Bender, M., Crecelius, T., Kacimi, M., Michel, S., Parreira, J. X., & Weikum, G. (2007). Peer-to-Peer Information Search: Semantic, Social, or Spiritual? Bulletin of the Technical Committee on Data Engineering, 30(2), 51-60.


Zitierlink: http://hdl.handle.net/11858/00-001M-0000-000F-204A-A
Zusammenfassung

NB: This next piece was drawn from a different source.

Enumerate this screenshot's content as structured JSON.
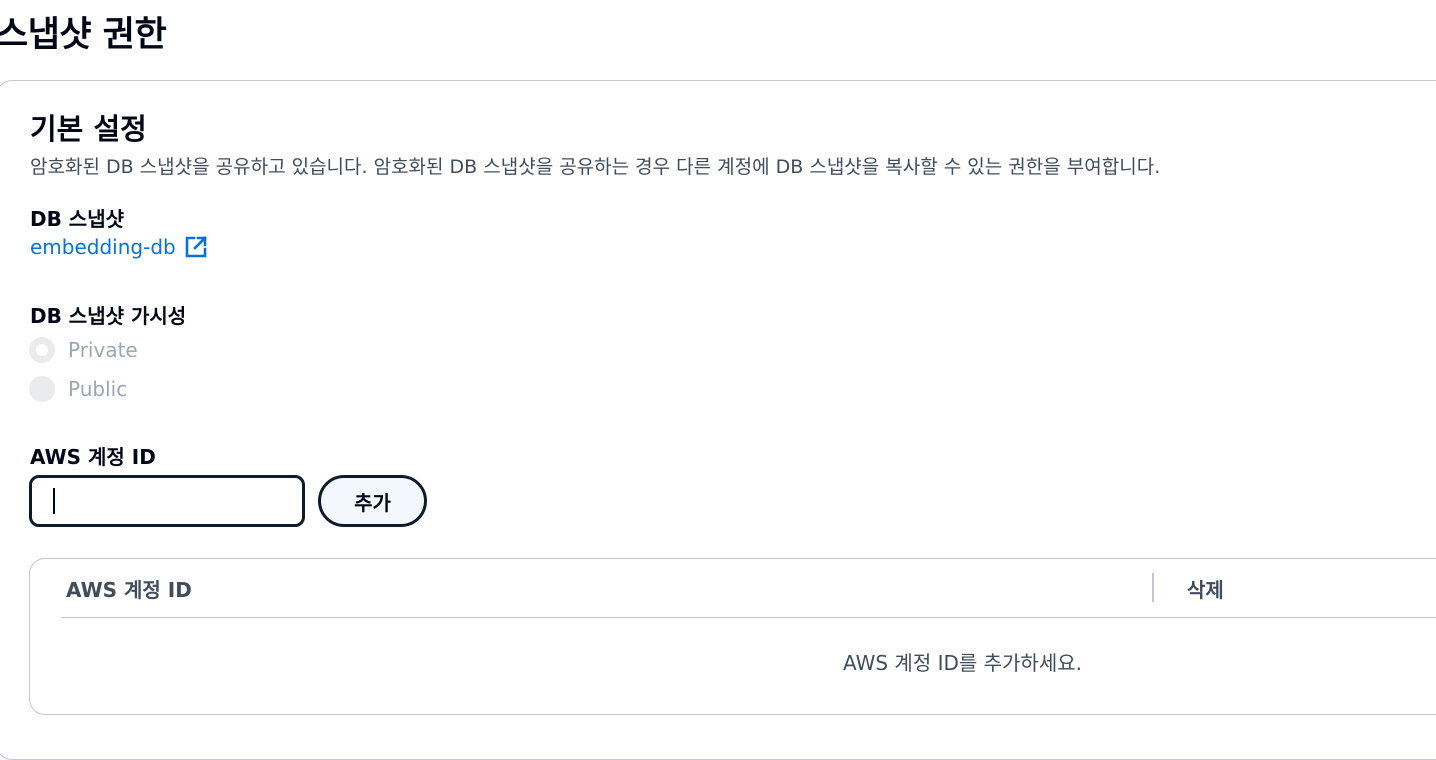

We consider the network structure and query processing capabilities of social communities like bookmarks and photo sharing communities such as del.icio.us or flickr. A common feature of all these networks is that the content is generated by the users and that users create social links with other users. The evolving network naturally resembles a peer-to-peer system, where the peers correspond to users. We consider the problem of query routing in such a peer-to-peer setting where peers are collaborating to form a distributed search engine. We have identified three query routing paradigms: semantic routing based on query-to-content similarities, social routing based on friendship links within the community, and spiritual routing based on user-to-user similarities such as shared interests or similar behavior. We discuss how these techniques can be integrated into an existing peer-to-peer search engine and present a performance study on search-result quality using real-world data obtained from the social bookmark community del.icio.us.